Otto Preminger’s Carmen Jones, a controversial all-black movie musical, was released 11 years after the successful all-black reworking of Georges Bizet’s opera by Oscar Hammerstein II had opened on Broadway.

Our Grade: B+ (**** out of *****)

Bizet’s Carmen, one of the most beloved operas of all time, was composed in 1875, based on the 1845 Prosper Mérimée novella “Carmen” by Henri Meilhac and Ludovic Halévy.

The screenplay by Harry Kleiner is based on the lyrics and book by Oscar Hammerstein II, from the 1943 stage musical.

In this modern-day story, parachute factory worker Carmen Jones (Dorothy Dandridge) and her stalwart G.I. Joe (Harry Belafonte) are about to go to a flying school. Husky Miller (the Escamillo) is the prize-ring champ who captures the favor of Carmen after she has seduced Joe and caused him to go A.W.O.L.

Dorothy Dandridge excels as a flamboyant, passionate siren, who seduces a man from his duty, and after getting him into serious troubles, goes away with another lover. She turns in a tense and intense performance as a sexy, slinky, hip-swinging, cool and calculating temptress interested only in good time.

The simplistic narrative was criticized by some black intellectuals (James Baldwin among them) and for the parallels that the movie draws between the amoral gypsy and amoral black woman

Even so, this all-black musical drama also features good performances from Pearl Bailey, who delivers the song “Beat Out Dat Rhythm on a Drum” in her own song, and Diahann Carroll and Broke Peters, who also do their own singing.

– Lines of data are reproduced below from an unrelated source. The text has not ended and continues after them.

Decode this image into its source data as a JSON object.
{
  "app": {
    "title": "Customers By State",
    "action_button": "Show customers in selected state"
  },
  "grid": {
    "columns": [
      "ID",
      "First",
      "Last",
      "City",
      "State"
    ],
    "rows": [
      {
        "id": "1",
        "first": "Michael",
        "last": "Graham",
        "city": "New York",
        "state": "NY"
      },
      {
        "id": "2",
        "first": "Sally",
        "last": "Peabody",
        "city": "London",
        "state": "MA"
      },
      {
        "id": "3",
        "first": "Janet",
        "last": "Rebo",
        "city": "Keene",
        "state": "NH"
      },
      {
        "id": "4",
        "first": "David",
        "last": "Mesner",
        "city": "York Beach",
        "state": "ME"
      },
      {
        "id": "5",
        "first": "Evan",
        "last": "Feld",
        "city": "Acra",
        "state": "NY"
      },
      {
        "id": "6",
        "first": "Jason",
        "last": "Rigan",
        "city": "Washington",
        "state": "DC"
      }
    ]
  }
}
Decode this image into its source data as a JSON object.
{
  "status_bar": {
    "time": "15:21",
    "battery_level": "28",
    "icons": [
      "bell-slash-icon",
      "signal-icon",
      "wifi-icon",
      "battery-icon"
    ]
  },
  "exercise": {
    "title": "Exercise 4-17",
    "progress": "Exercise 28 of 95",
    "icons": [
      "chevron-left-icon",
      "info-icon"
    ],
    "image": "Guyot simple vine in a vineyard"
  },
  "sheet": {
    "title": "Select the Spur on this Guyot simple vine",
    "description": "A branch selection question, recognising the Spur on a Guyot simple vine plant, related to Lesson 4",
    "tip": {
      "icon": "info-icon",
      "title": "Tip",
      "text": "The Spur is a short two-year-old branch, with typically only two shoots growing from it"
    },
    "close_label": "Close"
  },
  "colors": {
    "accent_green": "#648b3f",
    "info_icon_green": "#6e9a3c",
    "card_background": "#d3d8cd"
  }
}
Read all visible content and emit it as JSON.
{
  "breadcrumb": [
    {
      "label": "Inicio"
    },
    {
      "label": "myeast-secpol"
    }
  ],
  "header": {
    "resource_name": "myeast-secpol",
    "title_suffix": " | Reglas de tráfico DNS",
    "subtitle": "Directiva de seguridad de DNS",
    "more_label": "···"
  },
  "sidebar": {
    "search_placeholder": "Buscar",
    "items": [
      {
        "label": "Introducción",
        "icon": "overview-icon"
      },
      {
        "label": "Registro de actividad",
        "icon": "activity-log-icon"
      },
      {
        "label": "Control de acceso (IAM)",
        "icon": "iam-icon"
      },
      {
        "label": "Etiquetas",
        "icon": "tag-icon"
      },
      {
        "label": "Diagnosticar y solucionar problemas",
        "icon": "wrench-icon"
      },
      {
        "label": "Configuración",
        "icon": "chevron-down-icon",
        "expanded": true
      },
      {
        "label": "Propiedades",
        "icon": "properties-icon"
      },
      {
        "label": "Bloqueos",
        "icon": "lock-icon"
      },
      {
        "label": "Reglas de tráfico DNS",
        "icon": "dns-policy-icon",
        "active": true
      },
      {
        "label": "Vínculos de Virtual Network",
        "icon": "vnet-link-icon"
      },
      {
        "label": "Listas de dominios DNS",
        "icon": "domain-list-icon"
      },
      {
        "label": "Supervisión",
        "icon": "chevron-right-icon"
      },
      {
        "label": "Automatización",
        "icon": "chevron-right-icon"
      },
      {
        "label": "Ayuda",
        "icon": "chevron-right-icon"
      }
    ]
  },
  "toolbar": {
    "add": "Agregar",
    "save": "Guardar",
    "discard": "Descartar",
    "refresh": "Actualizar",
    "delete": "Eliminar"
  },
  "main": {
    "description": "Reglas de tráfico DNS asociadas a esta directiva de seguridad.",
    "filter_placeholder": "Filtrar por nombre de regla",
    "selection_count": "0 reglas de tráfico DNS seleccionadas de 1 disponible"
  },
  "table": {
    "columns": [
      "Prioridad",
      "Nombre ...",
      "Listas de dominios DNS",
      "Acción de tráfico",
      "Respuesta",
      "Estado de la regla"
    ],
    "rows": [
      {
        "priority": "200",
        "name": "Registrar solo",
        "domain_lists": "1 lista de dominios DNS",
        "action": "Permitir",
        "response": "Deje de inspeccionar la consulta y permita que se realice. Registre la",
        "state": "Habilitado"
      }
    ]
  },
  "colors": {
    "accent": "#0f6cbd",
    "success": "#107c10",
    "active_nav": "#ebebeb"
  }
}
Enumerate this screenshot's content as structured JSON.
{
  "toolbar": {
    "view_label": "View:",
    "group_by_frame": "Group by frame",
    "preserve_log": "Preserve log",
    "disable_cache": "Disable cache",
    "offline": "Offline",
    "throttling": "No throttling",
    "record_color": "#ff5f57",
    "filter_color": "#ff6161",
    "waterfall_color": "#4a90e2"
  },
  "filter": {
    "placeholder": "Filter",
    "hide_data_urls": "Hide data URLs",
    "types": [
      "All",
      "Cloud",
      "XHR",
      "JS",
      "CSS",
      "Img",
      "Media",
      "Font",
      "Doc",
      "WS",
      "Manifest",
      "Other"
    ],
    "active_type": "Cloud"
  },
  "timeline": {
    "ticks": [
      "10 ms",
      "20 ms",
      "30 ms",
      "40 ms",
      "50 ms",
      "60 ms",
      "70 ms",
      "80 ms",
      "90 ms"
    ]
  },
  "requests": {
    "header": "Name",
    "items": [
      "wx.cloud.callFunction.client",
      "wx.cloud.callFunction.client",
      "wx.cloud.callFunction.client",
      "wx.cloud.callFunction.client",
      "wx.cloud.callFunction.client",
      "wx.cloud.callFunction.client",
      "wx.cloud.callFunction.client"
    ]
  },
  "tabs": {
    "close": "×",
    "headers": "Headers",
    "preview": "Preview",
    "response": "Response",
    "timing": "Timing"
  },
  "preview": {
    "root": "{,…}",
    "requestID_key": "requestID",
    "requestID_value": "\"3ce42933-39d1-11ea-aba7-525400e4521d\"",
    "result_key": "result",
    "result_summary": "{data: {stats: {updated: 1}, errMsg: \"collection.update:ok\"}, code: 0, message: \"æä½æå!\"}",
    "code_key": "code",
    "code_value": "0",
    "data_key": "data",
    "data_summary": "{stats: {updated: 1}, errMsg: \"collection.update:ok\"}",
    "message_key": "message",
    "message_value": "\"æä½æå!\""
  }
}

Not so the leads: Dandridge was dubbed by the young opera singer Marilyn Horne, Harry Belafonte by La Vern Hutcheson, and Joe Adams by Marvin Hayes.

Oscar Nominations:

Actress: Dorothy Dandridge Scoring of a Musical: Herschel Burke Gilbert

Oscar Awards: None

Oscar Context:

Dorothy Dandridge became the first black actress to be nominated for the lead Oscar. The winner, however, was Grace Kelly for the melodrama “The Country Girl.” It would take another 47 years for a black woman to win Best Actress, Halle Berry in “Monster’s Ball” (2001).

Adolphe Deutsch and Saul Chaplin won the Scoring Oscar for the popular MGM musical, “Seven Brides for Seven Brothers.”

Commercial Hit

Hugely successful at the box-office, Carmen Jones was made on a budget of less than $1 million, grossing close to $10 million at the box-office.

Carmen Jones was released in October 1954, one year and one month after Fox’s first CinemaScope feature, the Biblical epic The Robe.

Cultural Status
In 1992, Carmen Jones was selected for preservation in the United States National Film Registry by the Library of Congress as being “culturally, historically, or aesthetically significant.”

Cast

Dorothy Dandridge as Carmen Jones, voice dubbed by Marilyn Horne
Harry Belafonte as Joe, voice dubbed by LeVern Hutcherson
Pearl Bailey as Frankie
Olga James as Cindy Lou
Joe Adams as Husky Miller, singing voice dubbed by Marvin Hayes
Brock Peters as Sergeant Brown
Roy Glenn as Rum Daniels, singing voice dubbed by costar Brock Peters
Diahann Carroll as Myrt, voice dubbed by Bernice Peterson

Credits:

Produced and directed by Otto Preminger
Screenplay by Harry Kleiner, based on Carmen Jones by Oscar Hammerstein II
Music by Georges Bizet
Cinematography: Sam Leavitt
Edited by Louis R. Loeffler
Distributed by 20th Century Fox
Release date: October 28, 1954
Running time: 105 minutes
Budget: $800,000
Box office: $9.8 million